Problem statement
Quote the whole listing word for word. Do not include the pictures.

Input
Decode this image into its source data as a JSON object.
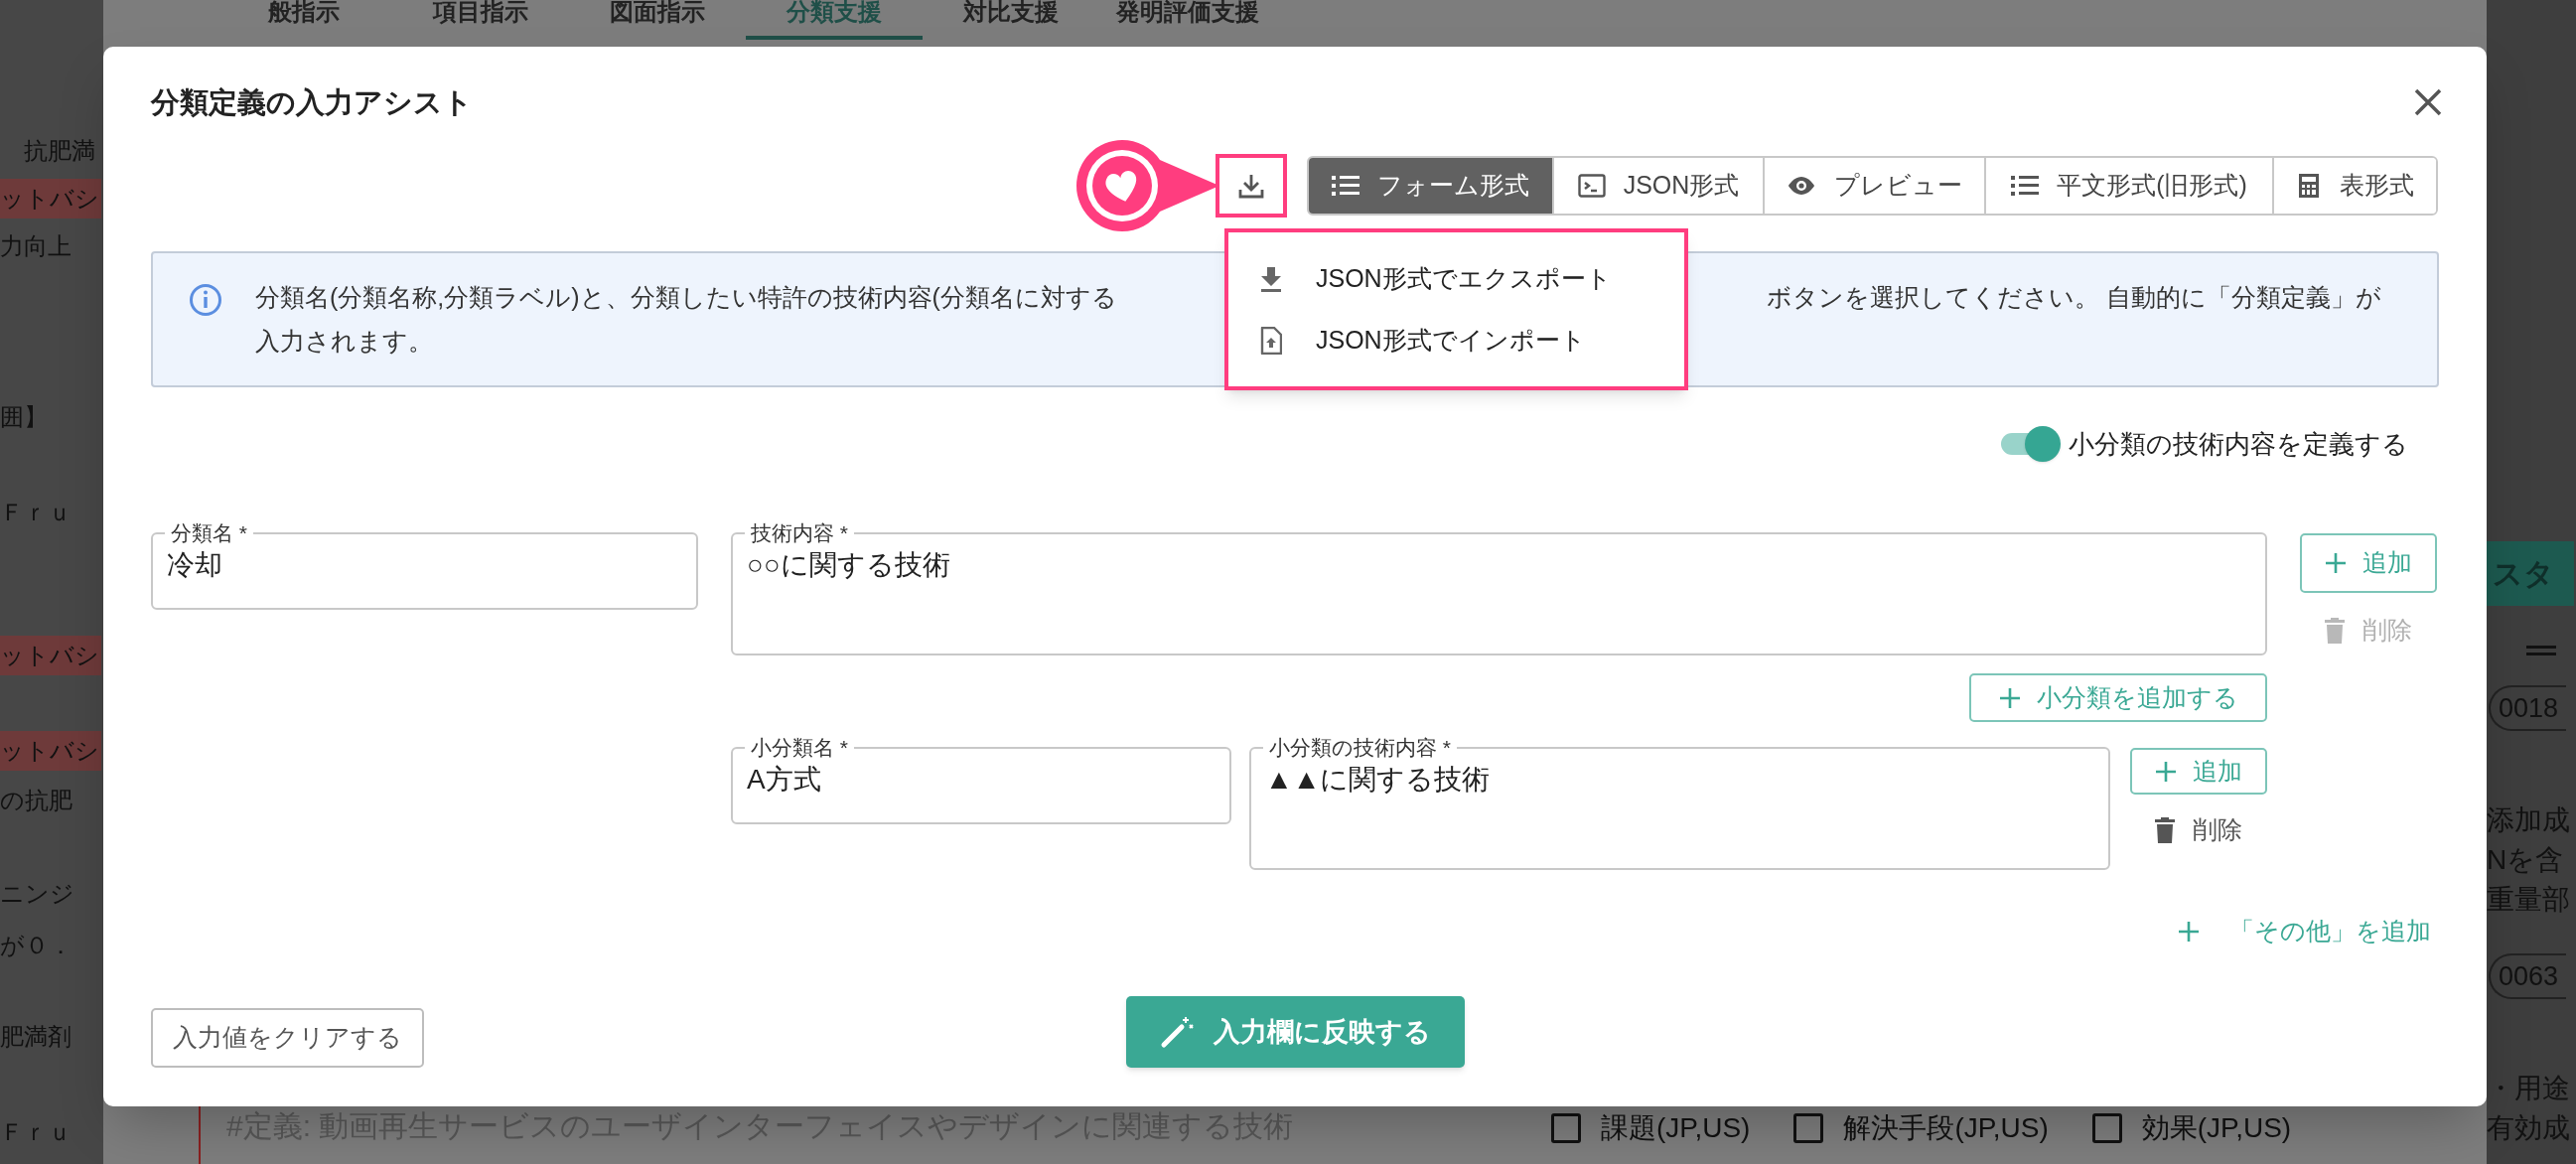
{
  "background": {
    "tabs": [
      {
        "label": "般指示",
        "selected": false
      },
      {
        "label": "項目指示",
        "selected": false
      },
      {
        "label": "図面指示",
        "selected": false
      },
      {
        "label": "分類支援",
        "selected": true
      },
      {
        "label": "対比支援",
        "selected": false
      },
      {
        "label": "発明評価支援",
        "selected": false
      }
    ],
    "left_lines": [
      {
        "text": "抗肥満",
        "highlighted": false
      },
      {
        "text": "ットバシ",
        "highlighted": true
      },
      {
        "text": "力向上",
        "highlighted": false
      },
      {
        "text": "囲】",
        "highlighted": false
      },
      {
        "text": "Ｆｒｕ",
        "highlighted": false
      },
      {
        "text": "ットバシ",
        "highlighted": true
      },
      {
        "text": "ットバシ",
        "highlighted": true
      },
      {
        "text": "の抗肥",
        "highlighted": false
      },
      {
        "text": "ニンジ",
        "highlighted": false
      },
      {
        "text": "が０．",
        "highlighted": false
      },
      {
        "text": "肥満剤",
        "highlighted": false
      },
      {
        "text": "Ｆｒｕ",
        "highlighted": false
      }
    ],
    "definition_text": "#定義: 動画再生サービスのユーザインターフェイスやデザインに関連する技術",
    "checkboxes": [
      {
        "label": "課題(JP,US)",
        "checked": false
      },
      {
        "label": "解決手段(JP,US)",
        "checked": false
      },
      {
        "label": "効果(JP,US)",
        "checked": false
      }
    ],
    "right_items": [
      {
        "kind": "button",
        "text": "スタ"
      },
      {
        "kind": "chip",
        "text": "0018"
      },
      {
        "kind": "text",
        "text": "添加成"
      },
      {
        "kind": "text",
        "text": "Nを含"
      },
      {
        "kind": "text",
        "text": "重量部"
      },
      {
        "kind": "chip",
        "text": "0063"
      },
      {
        "kind": "text",
        "text": "・用途"
      },
      {
        "kind": "text",
        "text": "有効成"
      }
    ]
  },
  "dialog": {
    "title": "分類定義の入力アシスト",
    "view_tabs": [
      {
        "label": "フォーム形式",
        "selected": true
      },
      {
        "label": "JSON形式",
        "selected": false
      },
      {
        "label": "プレビュー",
        "selected": false
      },
      {
        "label": "平文形式(旧形式)",
        "selected": false
      },
      {
        "label": "表形式",
        "selected": false
      }
    ],
    "export_menu": {
      "items": [
        {
          "label": "JSON形式でエクスポート"
        },
        {
          "label": "JSON形式でインポート"
        }
      ]
    },
    "info_line_start": "分類名(分類名称,分類ラベル)と、分類したい特許の技術内容(分類名に対する",
    "info_line_end": "ボタンを選択してください。 自動的に「分類定義」が",
    "info_line_2": "入力されます。",
    "toggle": {
      "label": "小分類の技術内容を定義する",
      "on": true
    },
    "categories": [
      {
        "name_label": "分類名 *",
        "name": "冷却",
        "content_label": "技術内容 *",
        "content": "○○に関する技術",
        "add": "追加",
        "delete": "削除",
        "delete_disabled": true,
        "add_sub": "小分類を追加する",
        "subcategories": [
          {
            "name_label": "小分類名 *",
            "name": "A方式",
            "content_label": "小分類の技術内容 *",
            "content": "▲▲に関する技術",
            "add": "追加",
            "delete": "削除",
            "delete_disabled": false
          }
        ]
      }
    ],
    "add_other": "「その他」を追加",
    "clear_button": "入力値をクリアする",
    "apply_button": "入力欄に反映する"
  }
}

Exercise output
Decode this image into its source data as a JSON object.
{
  "background": {
    "tabs": [
      {
        "label": "般指示",
        "selected": false
      },
      {
        "label": "項目指示",
        "selected": false
      },
      {
        "label": "図面指示",
        "selected": false
      },
      {
        "label": "分類支援",
        "selected": true
      },
      {
        "label": "対比支援",
        "selected": false
      },
      {
        "label": "発明評価支援",
        "selected": false
      }
    ],
    "left_lines": [
      {
        "text": "抗肥満",
        "highlighted": false
      },
      {
        "text": "ットバシ",
        "highlighted": true
      },
      {
        "text": "力向上",
        "highlighted": false
      },
      {
        "text": "囲】",
        "highlighted": false
      },
      {
        "text": "Ｆｒｕ",
        "highlighted": false
      },
      {
        "text": "ットバシ",
        "highlighted": true
      },
      {
        "text": "ットバシ",
        "highlighted": true
      },
      {
        "text": "の抗肥",
        "highlighted": false
      },
      {
        "text": "ニンジ",
        "highlighted": false
      },
      {
        "text": "が０．",
        "highlighted": false
      },
      {
        "text": "肥満剤",
        "highlighted": false
      },
      {
        "text": "Ｆｒｕ",
        "highlighted": false
      }
    ],
    "definition_text": "#定義: 動画再生サービスのユーザインターフェイスやデザインに関連する技術",
    "checkboxes": [
      {
        "label": "課題(JP,US)",
        "checked": false
      },
      {
        "label": "解決手段(JP,US)",
        "checked": false
      },
      {
        "label": "効果(JP,US)",
        "checked": false
      }
    ],
    "right_items": [
      {
        "kind": "button",
        "text": "スタ"
      },
      {
        "kind": "chip",
        "text": "0018"
      },
      {
        "kind": "text",
        "text": "添加成"
      },
      {
        "kind": "text",
        "text": "Nを含"
      },
      {
        "kind": "text",
        "text": "重量部"
      },
      {
        "kind": "chip",
        "text": "0063"
      },
      {
        "kind": "text",
        "text": "・用途"
      },
      {
        "kind": "text",
        "text": "有効成"
      }
    ]
  },
  "dialog": {
    "title": "分類定義の入力アシスト",
    "view_tabs": [
      {
        "label": "フォーム形式",
        "selected": true
      },
      {
        "label": "JSON形式",
        "selected": false
      },
      {
        "label": "プレビュー",
        "selected": false
      },
      {
        "label": "平文形式(旧形式)",
        "selected": false
      },
      {
        "label": "表形式",
        "selected": false
      }
    ],
    "export_menu": {
      "items": [
        {
          "label": "JSON形式でエクスポート"
        },
        {
          "label": "JSON形式でインポート"
        }
      ]
    },
    "info_line_start": "分類名(分類名称,分類ラベル)と、分類したい特許の技術内容(分類名に対する",
    "info_line_end": "ボタンを選択してください。 自動的に「分類定義」が",
    "info_line_2": "入力されます。",
    "toggle": {
      "label": "小分類の技術内容を定義する",
      "on": true
    },
    "categories": [
      {
        "name_label": "分類名 *",
        "name": "冷却",
        "content_label": "技術内容 *",
        "content": "○○に関する技術",
        "add": "追加",
        "delete": "削除",
        "delete_disabled": true,
        "add_sub": "小分類を追加する",
        "subcategories": [
          {
            "name_label": "小分類名 *",
            "name": "A方式",
            "content_label": "小分類の技術内容 *",
            "content": "▲▲に関する技術",
            "add": "追加",
            "delete": "削除",
            "delete_disabled": false
          }
        ]
      }
    ],
    "add_other": "「その他」を追加",
    "clear_button": "入力値をクリアする",
    "apply_button": "入力欄に反映する"
  }
}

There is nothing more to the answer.